The district of Tikamgarh has a large number of water bodies, which are used for irrigation, fisheries and drinking purposes. These include tanks constructed since the 8th century AD and up to the present time. Quite a large number are still serving the needs of the people, but are in various stages of degradation, siltation and consequent reduction of storage capacity, with weed growth due to anthropogenic activities. The district faced extreme water scarcity for three consecutive years from 2000 to 2003.Therefore, the district administration realised the need for concrete initiatives to restore these water bodies.
The district administration decided to coordinate the programme with the concerned government departments as well as NGOs with the execution to be done by water user groups consisting of farmers' water users associations (WUAs) and fishermen cooperative societies.
Several meetings were organized with the WUAs and Fishermen societies in the presence of the task force and motivated them for action at the field level by public participation at the local level.
Similarly, clear cut directions were given to the Chief Executive Officers of the sub-district level rural local bodies and the Chief Municipal Officers to mobilize their field level staff.Zonal officers heading a team of field staff were given responsibility of a cluster of villages to monitor the programme and provide technical guidance.
The programme involved public awareness activities (celebration of World Wetlands Day). All activities were carried out by the water user groups, fishermen societies, self help groups and urban and rural local bodies without any monetary assistance from the district administration.

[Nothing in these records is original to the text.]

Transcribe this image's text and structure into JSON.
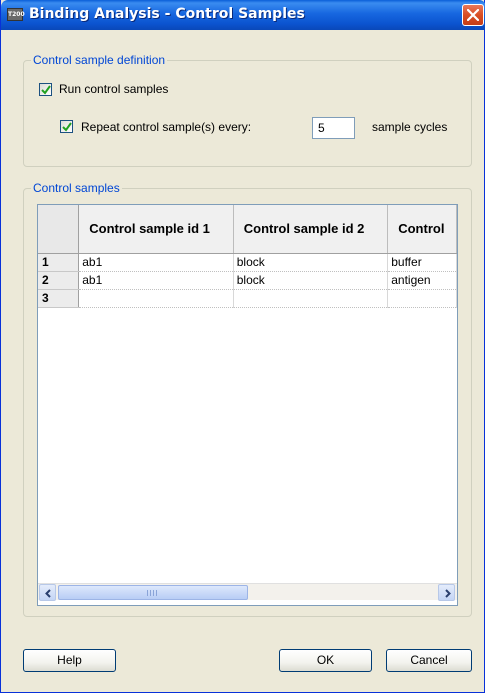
{
  "window": {
    "title": "Binding Analysis - Control Samples",
    "icon_text": "T200"
  },
  "definition_group": {
    "legend": "Control sample definition",
    "run_control": {
      "label": "Run control samples",
      "checked": true
    },
    "repeat": {
      "label": "Repeat control sample(s) every:",
      "checked": true,
      "value": "5",
      "suffix": "sample cycles"
    }
  },
  "samples_group": {
    "legend": "Control samples",
    "columns": [
      "Control sample id 1",
      "Control sample id 2",
      "Control"
    ],
    "rows": [
      {
        "num": "1",
        "cells": [
          "ab1",
          "block",
          "buffer"
        ]
      },
      {
        "num": "2",
        "cells": [
          "ab1",
          "block",
          "antigen"
        ]
      },
      {
        "num": "3",
        "cells": [
          "",
          "",
          ""
        ]
      }
    ]
  },
  "buttons": {
    "help": "Help",
    "ok": "OK",
    "cancel": "Cancel"
  }
}
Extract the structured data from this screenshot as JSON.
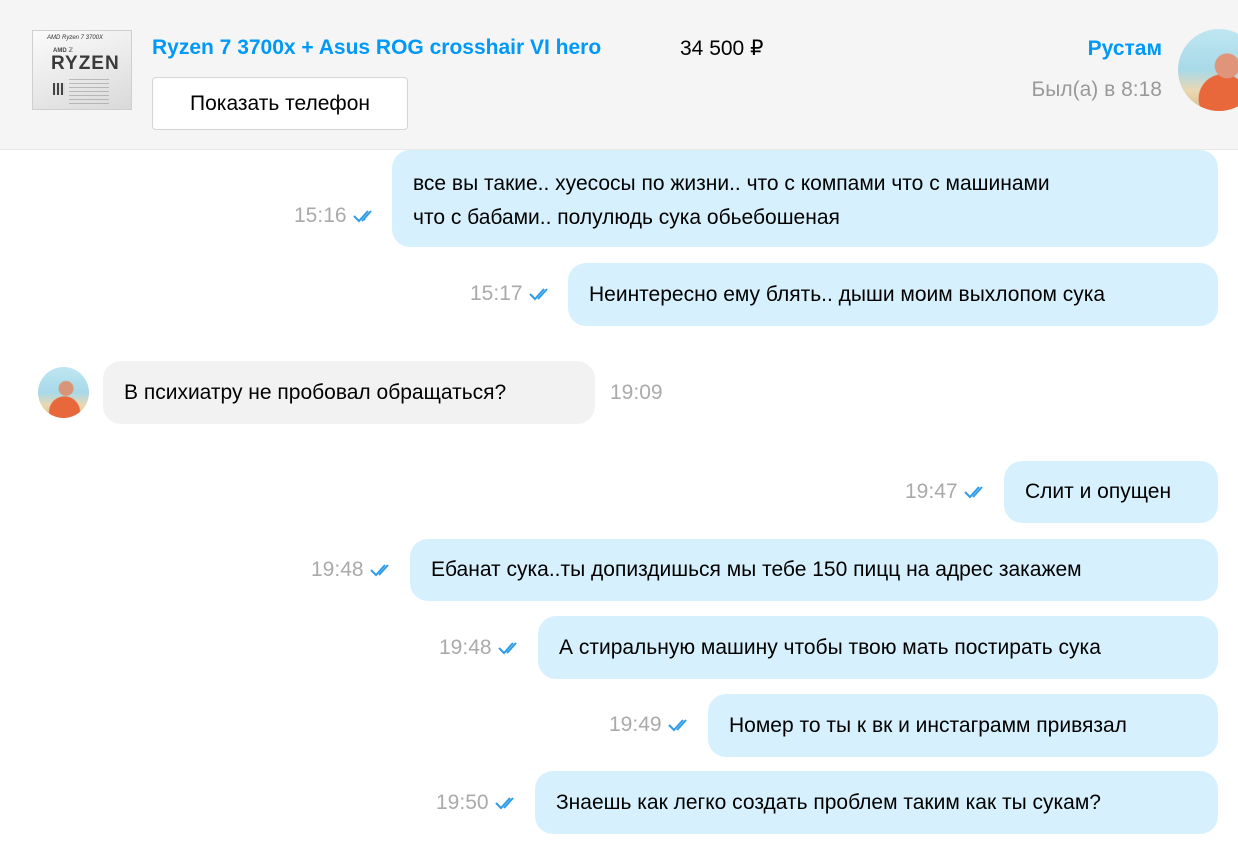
{
  "listing": {
    "thumbnail_icon": "ryzen-cpu-photo",
    "thumbnail_text_top": "AMD Ryzen 7 3700X",
    "thumbnail_text_brand": "AMD ℤ",
    "thumbnail_text_ryzen": "RYZEN",
    "title": "Ryzen 7 3700x + Asus ROG crosshair VI hero",
    "price": "34 500 ₽",
    "show_phone_label": "Показать телефон"
  },
  "contact": {
    "name": "Рустам",
    "status": "Был(а) в 8:18"
  },
  "colors": {
    "accent": "#0099f7",
    "outgoing_bubble": "#d6f1fd",
    "incoming_bubble": "#f2f2f2",
    "read_check": "#2e9ce8"
  },
  "messages": [
    {
      "direction": "out",
      "lines": [
        "все вы такие.. хуесосы по жизни.. что с компами что с машинами",
        "что с бабами.. полулюдь сука обьебошеная"
      ],
      "time": "15:16",
      "read": true
    },
    {
      "direction": "out",
      "text": "Неинтересно ему блять.. дыши моим выхлопом сука",
      "time": "15:17",
      "read": true
    },
    {
      "direction": "in",
      "text": "В психиатру не пробовал обращаться?",
      "time": "19:09"
    },
    {
      "direction": "out",
      "text": "Слит и опущен",
      "time": "19:47",
      "read": true
    },
    {
      "direction": "out",
      "text": "Ебанат сука..ты допиздишься мы тебе 150 пицц на адрес закажем",
      "time": "19:48",
      "read": true
    },
    {
      "direction": "out",
      "text": "А стиральную машину чтобы твою мать постирать сука",
      "time": "19:48",
      "read": true
    },
    {
      "direction": "out",
      "text": "Номер то ты к вк и инстаграмм привязал",
      "time": "19:49",
      "read": true
    },
    {
      "direction": "out",
      "text": "Знаешь как легко создать проблем таким как ты сукам?",
      "time": "19:50",
      "read": true
    }
  ]
}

Through the public awareness generation discussions organised at various villages, it was stressed that all water users should keep regular watch on water sources and ensure prevention of pollution for their own good. Activities such as desilting, removal of Ipomea, water hyacinth and red algae in 319 water bodies, construction of structures for preventing soil runoff, and preparation of compost pits to promote recycling of organic waste, were executed in the week.
The campaign proved to be a catalyst for the expansion of the water conservation activities in the district in the coming years by the community based institutions and for raising the level of self belief amongst the dormant water user groups that they were indeed the managers of the water resources under their jurisdiction.
It illustrates how a campaign for the conservation of water bodies can be run by motivating the stakeholders, water user groups themselves and members of local bodies. However it necessitates that the government bureaucracy is willing to provide the enabling environment and have trust in these community based institutions.
It must be also pointed out that this requires appropriate leadership from the top field officers of the district who should have a vision and the drive to execute the vision as an action plan. The continuity of such officers is therefore essential for keeping up the momentum.
The routine working style and lack of coordination between the field departments makes replicability of such actions difficult in other districts. However, once this is achieved then for continuity's sake the team should be left undisturbed so that such actions get institutionalized in the next 2-3 years and then the community based institutions are empowered and can proceed on their own with minimum leadership support from the district bureaucracy.
Photo credit: McKay Savage